Data about app and page elements:
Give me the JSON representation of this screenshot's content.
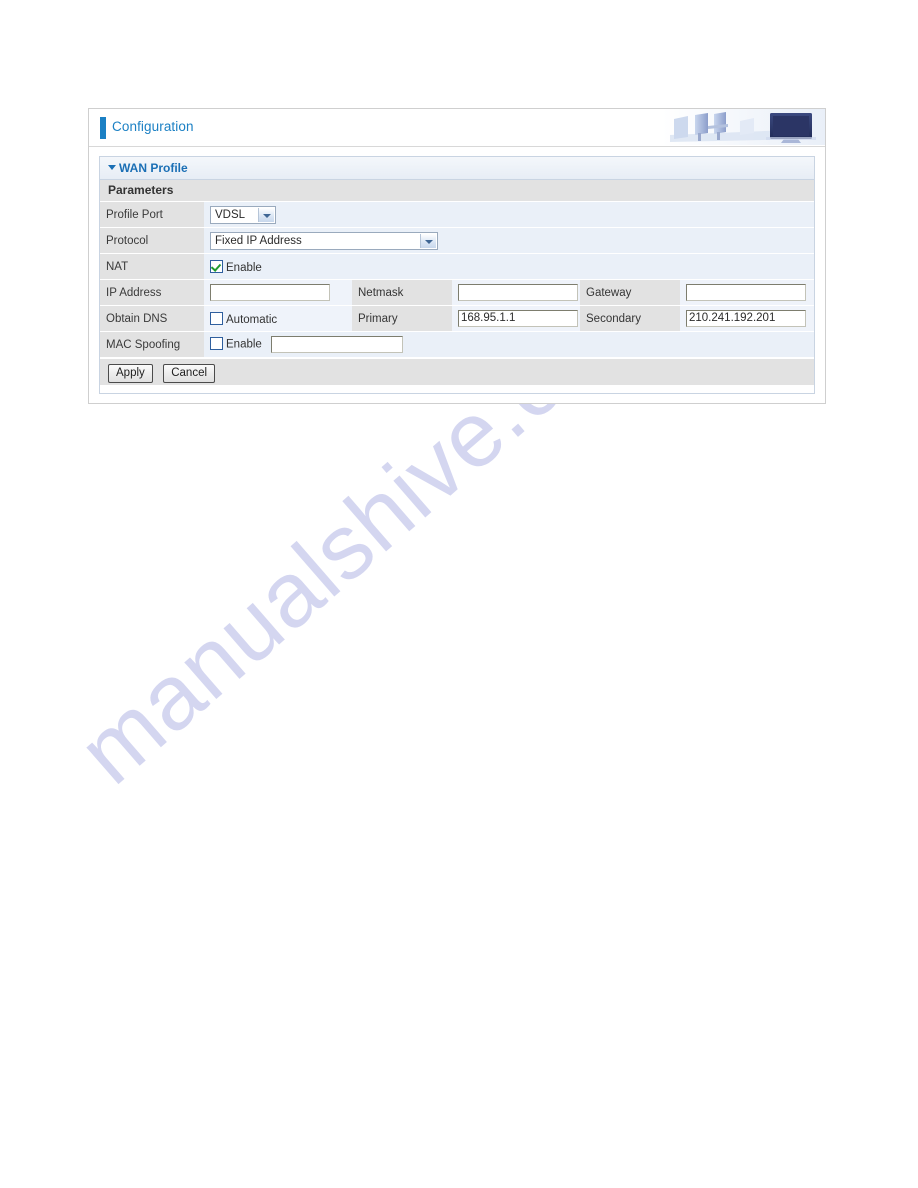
{
  "watermark": {
    "text": "manualshive.com"
  },
  "header": {
    "title": "Configuration",
    "art_icon": "office-desks-monitor-image"
  },
  "panel": {
    "title": "WAN Profile",
    "collapse_icon": "triangle-down-icon",
    "section_header": "Parameters"
  },
  "form": {
    "profile_port": {
      "label": "Profile Port",
      "value": "VDSL",
      "options": [
        "VDSL"
      ],
      "dropdown_icon": "chevron-down-icon"
    },
    "protocol": {
      "label": "Protocol",
      "value": "Fixed IP Address",
      "options": [
        "Fixed IP Address"
      ],
      "dropdown_icon": "chevron-down-icon"
    },
    "nat": {
      "label": "NAT",
      "checkbox_label": "Enable",
      "checked": true
    },
    "ip_address": {
      "label": "IP Address",
      "value": "",
      "netmask_label": "Netmask",
      "netmask_value": "",
      "gateway_label": "Gateway",
      "gateway_value": ""
    },
    "obtain_dns": {
      "label": "Obtain DNS",
      "automatic_label": "Automatic",
      "automatic_checked": false,
      "primary_label": "Primary",
      "primary_value": "168.95.1.1",
      "secondary_label": "Secondary",
      "secondary_value": "210.241.192.201"
    },
    "mac_spoofing": {
      "label": "MAC Spoofing",
      "checkbox_label": "Enable",
      "checked": false,
      "value": ""
    }
  },
  "buttons": {
    "apply": "Apply",
    "cancel": "Cancel"
  },
  "colors": {
    "accent_blue": "#1b80c4",
    "panel_title_blue": "#1b6fb5",
    "label_gray": "#e2e2e2",
    "field_blue": "#eaf0f8",
    "checkmark_green": "#1f9b2e",
    "watermark_purple": "#9aa0dd"
  }
}
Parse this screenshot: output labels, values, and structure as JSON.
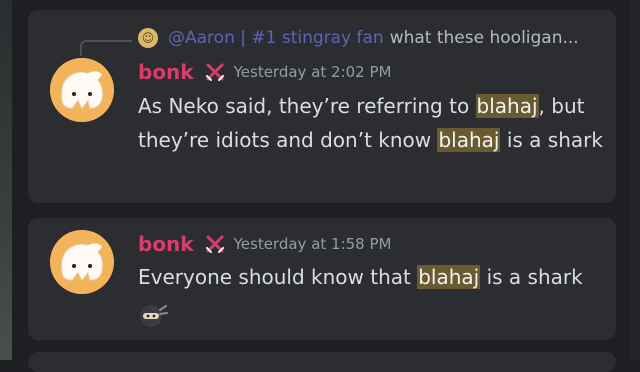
{
  "reply": {
    "mention": "@Aaron | #1 stingray fan",
    "snippet": "what these hooligan..."
  },
  "messages": [
    {
      "username": "bonk",
      "timestamp": "Yesterday at 2:02 PM",
      "text_parts": [
        "As Neko said, they’re referring to ",
        "blahaj",
        ", but they’re idiots and don’t know ",
        "blahaj",
        " is a shark"
      ]
    },
    {
      "username": "bonk",
      "timestamp": "Yesterday at 1:58 PM",
      "text_parts": [
        "Everyone should know that ",
        "blahaj",
        " is a shark"
      ]
    }
  ],
  "colors": {
    "username": "#d83c6b",
    "highlight": "#6a5a30",
    "card_bg": "#2b2d31",
    "page_bg": "#1e1f22"
  },
  "icons": {
    "role": "crossed-swords-icon",
    "reply_avatar": "avatar-icon",
    "emoji": "ninja-emoji-icon"
  }
}
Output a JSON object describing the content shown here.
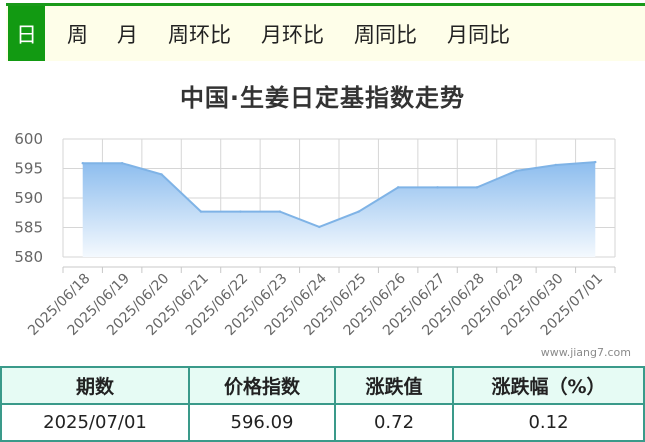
{
  "tabs": [
    {
      "label": "日",
      "active": true
    },
    {
      "label": "周",
      "active": false
    },
    {
      "label": "月",
      "active": false
    },
    {
      "label": "周环比",
      "active": false
    },
    {
      "label": "月环比",
      "active": false
    },
    {
      "label": "周同比",
      "active": false
    },
    {
      "label": "月同比",
      "active": false
    }
  ],
  "chart_data": {
    "type": "area",
    "title": "中国·生姜日定基指数走势",
    "categories": [
      "2025/06/18",
      "2025/06/19",
      "2025/06/20",
      "2025/06/21",
      "2025/06/22",
      "2025/06/23",
      "2025/06/24",
      "2025/06/25",
      "2025/06/26",
      "2025/06/27",
      "2025/06/28",
      "2025/06/29",
      "2025/06/30",
      "2025/07/01"
    ],
    "series": [
      {
        "values": [
          595.9,
          595.9,
          594.0,
          587.7,
          587.7,
          587.7,
          585.1,
          587.7,
          591.8,
          591.8,
          591.8,
          594.6,
          595.6,
          596.09
        ]
      }
    ],
    "yticks": [
      580,
      585,
      590,
      595,
      600
    ],
    "ylim": [
      580,
      600
    ],
    "grid": true,
    "line_color": "#7fb3e6",
    "fill_color_top": "#8dbdee",
    "fill_color_bottom": "#f4f9fe"
  },
  "watermark": "www.jiang7.com",
  "summary": {
    "headers": [
      "期数",
      "价格指数",
      "涨跌值",
      "涨跌幅（%）"
    ],
    "row": [
      "2025/07/01",
      "596.09",
      "0.72",
      "0.12"
    ]
  }
}
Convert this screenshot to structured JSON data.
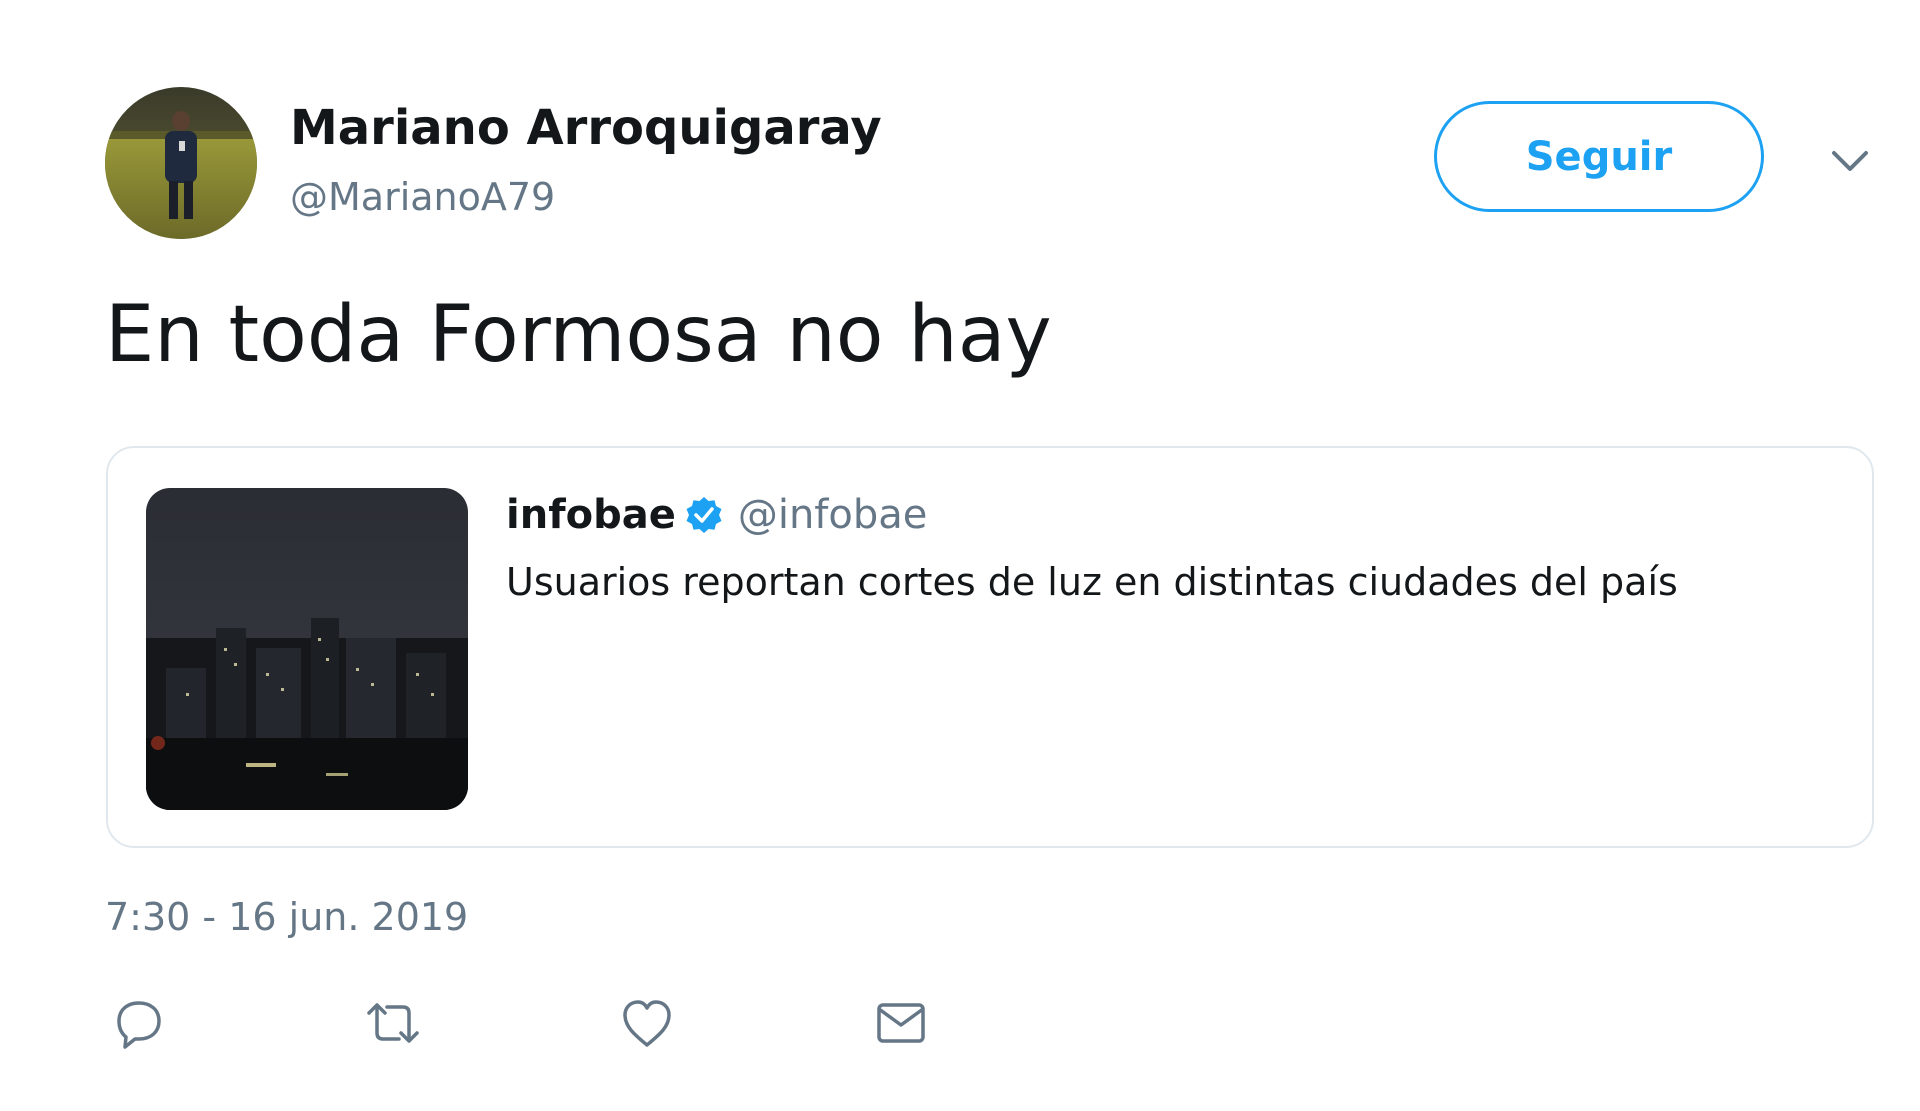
{
  "author": {
    "name": "Mariano Arroquigaray",
    "handle": "@MarianoA79",
    "avatar_icon": "profile-photo"
  },
  "follow_button": {
    "label": "Seguir",
    "color": "#1da1f2"
  },
  "menu": {
    "icon": "chevron-down-icon"
  },
  "tweet": {
    "text": "En toda Formosa no hay",
    "timestamp": "7:30 - 16 jun. 2019"
  },
  "quoted_tweet": {
    "name": "infobae",
    "verified": true,
    "handle": "@infobae",
    "text": "Usuarios reportan cortes de luz en distintas ciudades del país",
    "image_icon": "night-city-photo"
  },
  "actions": [
    {
      "icon": "reply-icon"
    },
    {
      "icon": "retweet-icon"
    },
    {
      "icon": "like-icon"
    },
    {
      "icon": "direct-message-icon"
    }
  ],
  "colors": {
    "primary_text": "#14171a",
    "secondary_text": "#657786",
    "accent": "#1da1f2",
    "border": "#e1e8ed"
  }
}
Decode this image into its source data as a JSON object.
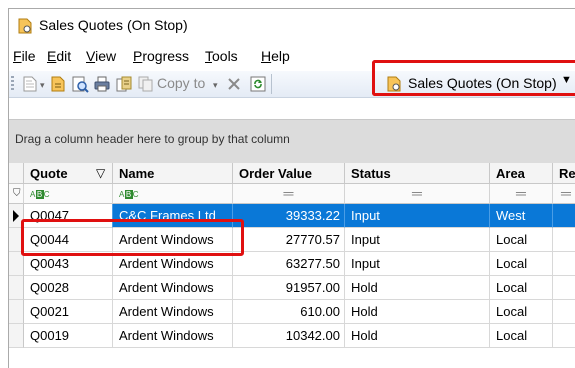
{
  "window": {
    "title": "Sales Quotes (On Stop)"
  },
  "menu": [
    {
      "first": "F",
      "rest": "ile"
    },
    {
      "first": "E",
      "rest": "dit"
    },
    {
      "first": "V",
      "rest": "iew"
    },
    {
      "first": "P",
      "rest": "rogress"
    },
    {
      "first": "T",
      "rest": "ools"
    },
    {
      "first": "H",
      "rest": "elp"
    }
  ],
  "toolbar": {
    "copy_to_label": "Copy to",
    "view_dropdown_label": "Sales Quotes (On Stop)",
    "icons": [
      "new-icon",
      "open-icon",
      "preview-icon",
      "print-icon",
      "export-icon",
      "copy-icon",
      "delete-icon",
      "refresh-icon"
    ]
  },
  "grid": {
    "group_hint": "Drag a column header here to group by that column",
    "columns": [
      "Quote",
      "Name",
      "Order Value",
      "Status",
      "Area",
      "Re"
    ],
    "rows": [
      {
        "quote": "Q0047",
        "name": "C&C Frames Ltd",
        "value": "39333.22",
        "status": "Input",
        "area": "West"
      },
      {
        "quote": "Q0044",
        "name": "Ardent Windows",
        "value": "27770.57",
        "status": "Input",
        "area": "Local"
      },
      {
        "quote": "Q0043",
        "name": "Ardent Windows",
        "value": "63277.50",
        "status": "Input",
        "area": "Local"
      },
      {
        "quote": "Q0028",
        "name": "Ardent Windows",
        "value": "91957.00",
        "status": "Hold",
        "area": "Local"
      },
      {
        "quote": "Q0021",
        "name": "Ardent Windows",
        "value": "610.00",
        "status": "Hold",
        "area": "Local"
      },
      {
        "quote": "Q0019",
        "name": "Ardent Windows",
        "value": "10342.00",
        "status": "Hold",
        "area": "Local"
      }
    ]
  },
  "colors": {
    "selection": "#0a78d7",
    "highlight_box": "#e01010",
    "icon_orange": "#f0a020"
  }
}
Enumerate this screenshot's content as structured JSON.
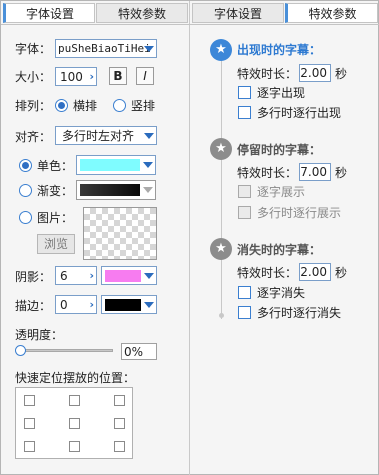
{
  "tabs": {
    "left": [
      {
        "label": "字体设置",
        "active": true
      },
      {
        "label": "特效参数",
        "active": false
      }
    ],
    "right": [
      {
        "label": "字体设置",
        "active": false
      },
      {
        "label": "特效参数",
        "active": true
      }
    ]
  },
  "font_panel": {
    "font_label": "字体：",
    "font_value": "puSheBiaoTiHei",
    "size_label": "大小：",
    "size_value": "100",
    "bold_label": "B",
    "italic_label": "I",
    "arrange_label": "排列：",
    "arrange_options": [
      {
        "label": "横排",
        "selected": true
      },
      {
        "label": "竖排",
        "selected": false
      }
    ],
    "align_label": "对齐：",
    "align_value": "多行时左对齐",
    "solid_label": "单色：",
    "solid_selected": true,
    "solid_color": "#7ffcff",
    "gradient_label": "渐变：",
    "gradient_colors": [
      "#3a3a3a",
      "#0a0a0a"
    ],
    "image_label": "图片：",
    "browse_label": "浏览",
    "shadow_label": "阴影：",
    "shadow_value": "6",
    "shadow_color": "#f77cf0",
    "stroke_label": "描边：",
    "stroke_value": "0",
    "stroke_color": "#000000",
    "opacity_label": "透明度：",
    "opacity_value": "0%",
    "position_label": "快速定位摆放的位置："
  },
  "effects_panel": {
    "appear": {
      "title": "出现时的字幕：",
      "duration_label": "特效时长：",
      "duration_value": "2.00",
      "unit": "秒",
      "options": [
        {
          "label": "逐字出现",
          "enabled": true,
          "checked": false
        },
        {
          "label": "多行时逐行出现",
          "enabled": true,
          "checked": false
        }
      ]
    },
    "stay": {
      "title": "停留时的字幕：",
      "duration_label": "特效时长：",
      "duration_value": "7.00",
      "unit": "秒",
      "options": [
        {
          "label": "逐字展示",
          "enabled": false,
          "checked": false
        },
        {
          "label": "多行时逐行展示",
          "enabled": false,
          "checked": false
        }
      ]
    },
    "disappear": {
      "title": "消失时的字幕：",
      "duration_label": "特效时长：",
      "duration_value": "2.00",
      "unit": "秒",
      "options": [
        {
          "label": "逐字消失",
          "enabled": true,
          "checked": false
        },
        {
          "label": "多行时逐行消失",
          "enabled": true,
          "checked": false
        }
      ]
    }
  },
  "icons": {
    "appear": "star-in-icon",
    "stay": "star-icon",
    "disappear": "star-out-icon"
  },
  "colors": {
    "accent": "#2e7ad1",
    "appear_icon": "#3c87d8",
    "stay_icon": "#8c8c8c",
    "disappear_icon": "#8c8c8c"
  }
}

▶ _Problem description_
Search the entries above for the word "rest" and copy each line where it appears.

▶ _Output below_
      "rest": "ile"
      "rest": "dit"
      "rest": "iew"
      "rest": "rogress"
      "rest": "ools"
      "rest": "elp"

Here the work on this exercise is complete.